Lindsell Train told The Times that the WhatsApp group has no association with Train or with the company. “WhatsApp, or any other similar application, is not a means used by Lindsell Train to communicate business matters,” it said.

How common are investment scams? 

Investment fraud is on the rise. According to UK Finance, there were 10,226 reported investment scams last year, up from 8,181 in 2020.

Data from Barclays also warns of a significant rise in social media investment scams. The bank said that in 2023, one third of all money lost to scammers came from investment scams, which have increased in volume by almost 29%.

As well as Nick Train and Terry Smith, other high-profile investors that have been impersonated in scams include Cathie Wood from Ark Invest and Bill Ackman from Pershing Square.

Investment scams can include social media adverts offering unrealistic returns, as well as fraud involving property, gold, carbon credits, cryptocurrencies, wine, and more.

A UK Finance spokesperson said: “Criminals are cruel and look for any opportunity to steal your money, which can include impersonating individuals and organisations which you trust.

“This includes investment scams, where the criminal will approach you purporting to be from a trusted organisation offering you investments deals almost too good to be true.

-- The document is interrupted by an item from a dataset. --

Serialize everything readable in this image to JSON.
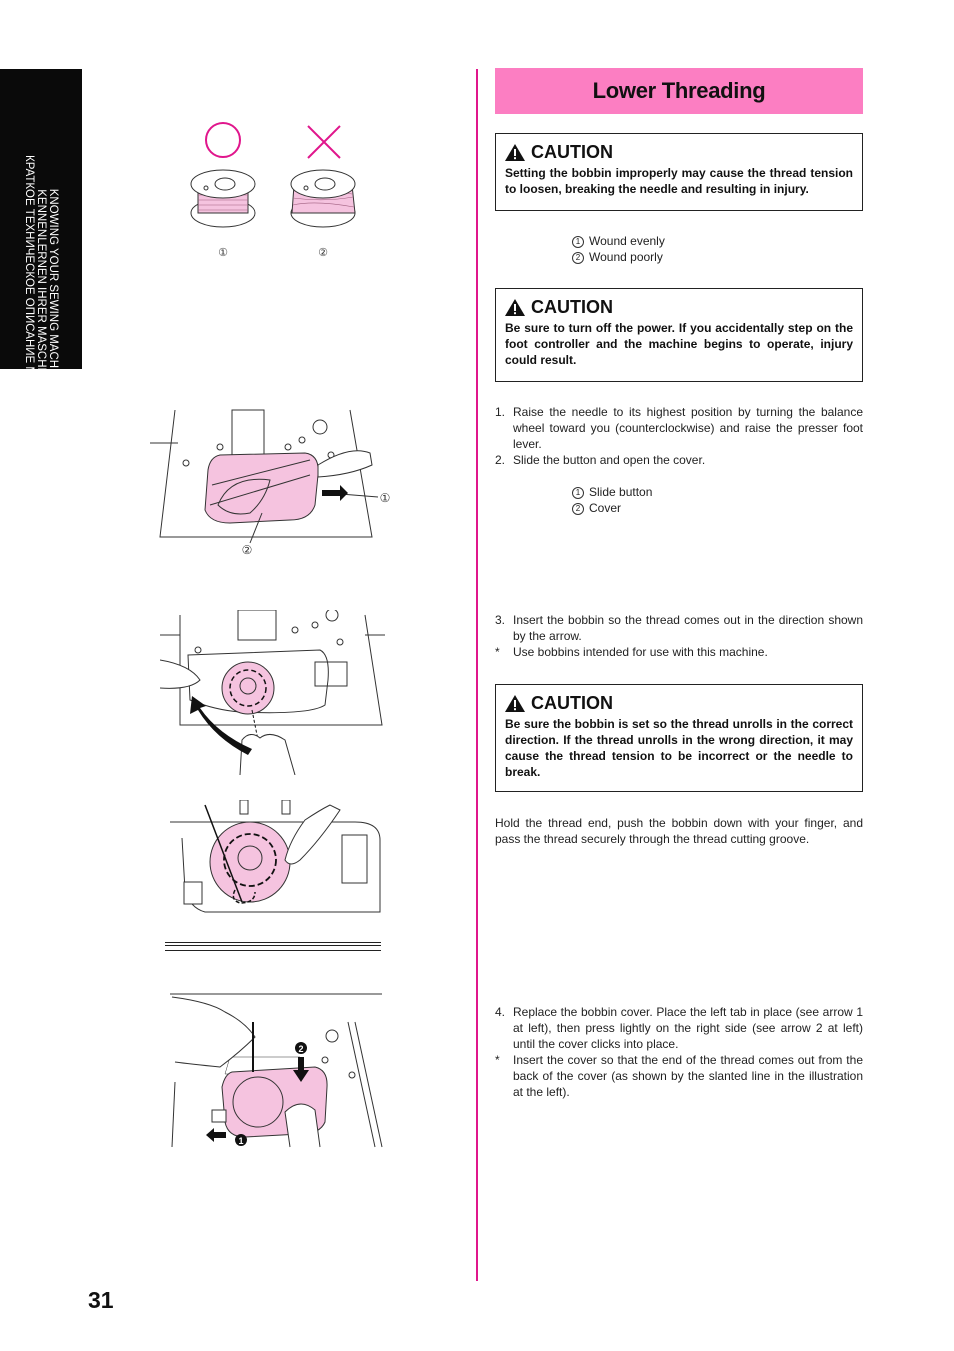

"It is important to follow the advice of the Take Five to Stop Fraud campaign and always check you are speaking to the genuine company before sending money or sharing personal information. Only criminals will try and rush you, so stop and challenge requests before parting with your money or personal information.”

How to protect yourself from investment scams

UK Finance gives the following advice to protect yourself from investment scams:

  • Stop. Be cautious if you’re contacted out of the blue by phone, email or social media about an investment opportunity. If you’re concerned about the engagement being genuine you should contact the organisation/individual on the number you know to be true.
  • Challenge. Be cautious of approaches presenting you with exclusive investment opportunities. It could be a scam if you’re being pressured to act quickly. You can also check and search the FCA Warning List of firms that are known to be operating without permission or running scams. 
  • Protect. Don’t give anyone offering to make investments on your behalf remote access to your computer or your personal or financial information. If you think you’ve been a victim of fraud, report this to Action Fraud and to your bank immediately.
Ruth Emery
Contributing editor

Ruth is an award-winning financial journalist with more than 15 years' experience of working on national newspapers, websites and specialist magazines.

She is passionate about helping people feel more confident about their finances. She was previously editor of Times Money Mentor, and prior to that was deputy Money editor at The Sunday Times. 

A multi-award winning journalist, Ruth started her career on a pensions magazine at the FT Group, and has also worked at Money Observer and Money Advice Service. 

Outside of work, she is a mum to two young children, while also serving as a magistrate and an NHS volunteer.